Records from a data source:

§ §

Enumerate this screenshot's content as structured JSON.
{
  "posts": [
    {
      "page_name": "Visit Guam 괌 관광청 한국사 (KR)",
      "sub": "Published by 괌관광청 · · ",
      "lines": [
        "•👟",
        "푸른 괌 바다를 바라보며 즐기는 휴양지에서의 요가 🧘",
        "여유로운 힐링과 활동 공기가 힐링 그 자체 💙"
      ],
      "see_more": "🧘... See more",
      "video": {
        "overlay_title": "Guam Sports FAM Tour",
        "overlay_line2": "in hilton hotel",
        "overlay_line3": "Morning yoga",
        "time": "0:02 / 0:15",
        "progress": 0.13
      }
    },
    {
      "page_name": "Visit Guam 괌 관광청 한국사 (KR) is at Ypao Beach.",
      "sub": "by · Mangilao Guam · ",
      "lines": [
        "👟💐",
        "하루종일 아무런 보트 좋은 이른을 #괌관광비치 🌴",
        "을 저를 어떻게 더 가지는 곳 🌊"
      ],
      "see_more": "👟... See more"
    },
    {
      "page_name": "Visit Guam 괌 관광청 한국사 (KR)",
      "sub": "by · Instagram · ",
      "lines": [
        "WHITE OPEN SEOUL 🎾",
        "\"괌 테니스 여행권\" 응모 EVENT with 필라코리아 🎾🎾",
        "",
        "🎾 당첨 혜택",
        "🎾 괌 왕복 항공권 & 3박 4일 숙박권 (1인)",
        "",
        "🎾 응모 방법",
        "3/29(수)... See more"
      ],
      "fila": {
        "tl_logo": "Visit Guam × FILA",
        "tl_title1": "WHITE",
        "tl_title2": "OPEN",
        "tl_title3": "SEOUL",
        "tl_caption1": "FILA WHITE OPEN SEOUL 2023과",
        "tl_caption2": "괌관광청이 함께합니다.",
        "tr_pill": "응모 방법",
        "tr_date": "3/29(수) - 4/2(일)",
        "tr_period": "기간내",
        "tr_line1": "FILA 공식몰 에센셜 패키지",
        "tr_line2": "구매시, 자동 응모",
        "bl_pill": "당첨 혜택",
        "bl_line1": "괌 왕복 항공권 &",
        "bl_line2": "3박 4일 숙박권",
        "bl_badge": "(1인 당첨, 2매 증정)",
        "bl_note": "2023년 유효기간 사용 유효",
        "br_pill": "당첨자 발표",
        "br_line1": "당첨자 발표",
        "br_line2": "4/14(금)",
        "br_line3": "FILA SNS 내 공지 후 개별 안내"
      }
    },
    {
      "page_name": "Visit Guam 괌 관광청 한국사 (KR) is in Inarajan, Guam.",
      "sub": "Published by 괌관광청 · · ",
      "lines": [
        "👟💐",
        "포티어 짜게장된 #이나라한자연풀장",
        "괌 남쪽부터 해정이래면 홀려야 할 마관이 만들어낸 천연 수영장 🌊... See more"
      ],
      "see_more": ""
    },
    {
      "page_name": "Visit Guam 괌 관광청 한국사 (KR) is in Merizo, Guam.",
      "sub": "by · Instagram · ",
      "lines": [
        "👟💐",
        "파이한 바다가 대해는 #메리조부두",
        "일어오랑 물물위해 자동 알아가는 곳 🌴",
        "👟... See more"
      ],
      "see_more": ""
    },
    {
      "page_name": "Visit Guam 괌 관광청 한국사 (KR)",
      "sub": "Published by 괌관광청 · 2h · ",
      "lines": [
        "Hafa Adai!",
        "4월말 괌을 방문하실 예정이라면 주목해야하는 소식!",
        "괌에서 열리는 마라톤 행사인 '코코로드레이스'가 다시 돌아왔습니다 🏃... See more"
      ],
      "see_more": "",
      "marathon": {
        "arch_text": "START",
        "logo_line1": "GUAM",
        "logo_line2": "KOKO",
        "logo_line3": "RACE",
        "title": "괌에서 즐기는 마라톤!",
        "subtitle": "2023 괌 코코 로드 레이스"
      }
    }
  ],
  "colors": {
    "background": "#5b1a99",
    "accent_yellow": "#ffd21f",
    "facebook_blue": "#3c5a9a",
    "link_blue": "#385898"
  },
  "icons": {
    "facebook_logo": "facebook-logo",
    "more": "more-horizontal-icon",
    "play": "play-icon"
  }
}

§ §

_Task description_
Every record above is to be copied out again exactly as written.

_Response to the task_
Enumerate this screenshot's content as structured JSON.
{
  "posts": [
    {
      "page_name": "Visit Guam 괌 관광청 한국사 (KR)",
      "sub": "Published by 괌관광청 · · ",
      "lines": [
        "•👟",
        "푸른 괌 바다를 바라보며 즐기는 휴양지에서의 요가 🧘",
        "여유로운 힐링과 활동 공기가 힐링 그 자체 💙"
      ],
      "see_more": "🧘... See more",
      "video": {
        "overlay_title": "Guam Sports FAM Tour",
        "overlay_line2": "in hilton hotel",
        "overlay_line3": "Morning yoga",
        "time": "0:02 / 0:15",
        "progress": 0.13
      }
    },
    {
      "page_name": "Visit Guam 괌 관광청 한국사 (KR) is at Ypao Beach.",
      "sub": "by · Mangilao Guam · ",
      "lines": [
        "👟💐",
        "하루종일 아무런 보트 좋은 이른을 #괌관광비치 🌴",
        "을 저를 어떻게 더 가지는 곳 🌊"
      ],
      "see_more": "👟... See more"
    },
    {
      "page_name": "Visit Guam 괌 관광청 한국사 (KR)",
      "sub": "by · Instagram · ",
      "lines": [
        "WHITE OPEN SEOUL 🎾",
        "\"괌 테니스 여행권\" 응모 EVENT with 필라코리아 🎾🎾",
        "",
        "🎾 당첨 혜택",
        "🎾 괌 왕복 항공권 & 3박 4일 숙박권 (1인)",
        "",
        "🎾 응모 방법",
        "3/29(수)... See more"
      ],
      "fila": {
        "tl_logo": "Visit Guam × FILA",
        "tl_title1": "WHITE",
        "tl_title2": "OPEN",
        "tl_title3": "SEOUL",
        "tl_caption1": "FILA WHITE OPEN SEOUL 2023과",
        "tl_caption2": "괌관광청이 함께합니다.",
        "tr_pill": "응모 방법",
        "tr_date": "3/29(수) - 4/2(일)",
        "tr_period": "기간내",
        "tr_line1": "FILA 공식몰 에센셜 패키지",
        "tr_line2": "구매시, 자동 응모",
        "bl_pill": "당첨 혜택",
        "bl_line1": "괌 왕복 항공권 &",
        "bl_line2": "3박 4일 숙박권",
        "bl_badge": "(1인 당첨, 2매 증정)",
        "bl_note": "2023년 유효기간 사용 유효",
        "br_pill": "당첨자 발표",
        "br_line1": "당첨자 발표",
        "br_line2": "4/14(금)",
        "br_line3": "FILA SNS 내 공지 후 개별 안내"
      }
    },
    {
      "page_name": "Visit Guam 괌 관광청 한국사 (KR) is in Inarajan, Guam.",
      "sub": "Published by 괌관광청 · · ",
      "lines": [
        "👟💐",
        "포티어 짜게장된 #이나라한자연풀장",
        "괌 남쪽부터 해정이래면 홀려야 할 마관이 만들어낸 천연 수영장 🌊... See more"
      ],
      "see_more": ""
    },
    {
      "page_name": "Visit Guam 괌 관광청 한국사 (KR) is in Merizo, Guam.",
      "sub": "by · Instagram · ",
      "lines": [
        "👟💐",
        "파이한 바다가 대해는 #메리조부두",
        "일어오랑 물물위해 자동 알아가는 곳 🌴",
        "👟... See more"
      ],
      "see_more": ""
    },
    {
      "page_name": "Visit Guam 괌 관광청 한국사 (KR)",
      "sub": "Published by 괌관광청 · 2h · ",
      "lines": [
        "Hafa Adai!",
        "4월말 괌을 방문하실 예정이라면 주목해야하는 소식!",
        "괌에서 열리는 마라톤 행사인 '코코로드레이스'가 다시 돌아왔습니다 🏃... See more"
      ],
      "see_more": "",
      "marathon": {
        "arch_text": "START",
        "logo_line1": "GUAM",
        "logo_line2": "KOKO",
        "logo_line3": "RACE",
        "title": "괌에서 즐기는 마라톤!",
        "subtitle": "2023 괌 코코 로드 레이스"
      }
    }
  ],
  "colors": {
    "background": "#5b1a99",
    "accent_yellow": "#ffd21f",
    "facebook_blue": "#3c5a9a",
    "link_blue": "#385898"
  },
  "icons": {
    "facebook_logo": "facebook-logo",
    "more": "more-horizontal-icon",
    "play": "play-icon"
  }
}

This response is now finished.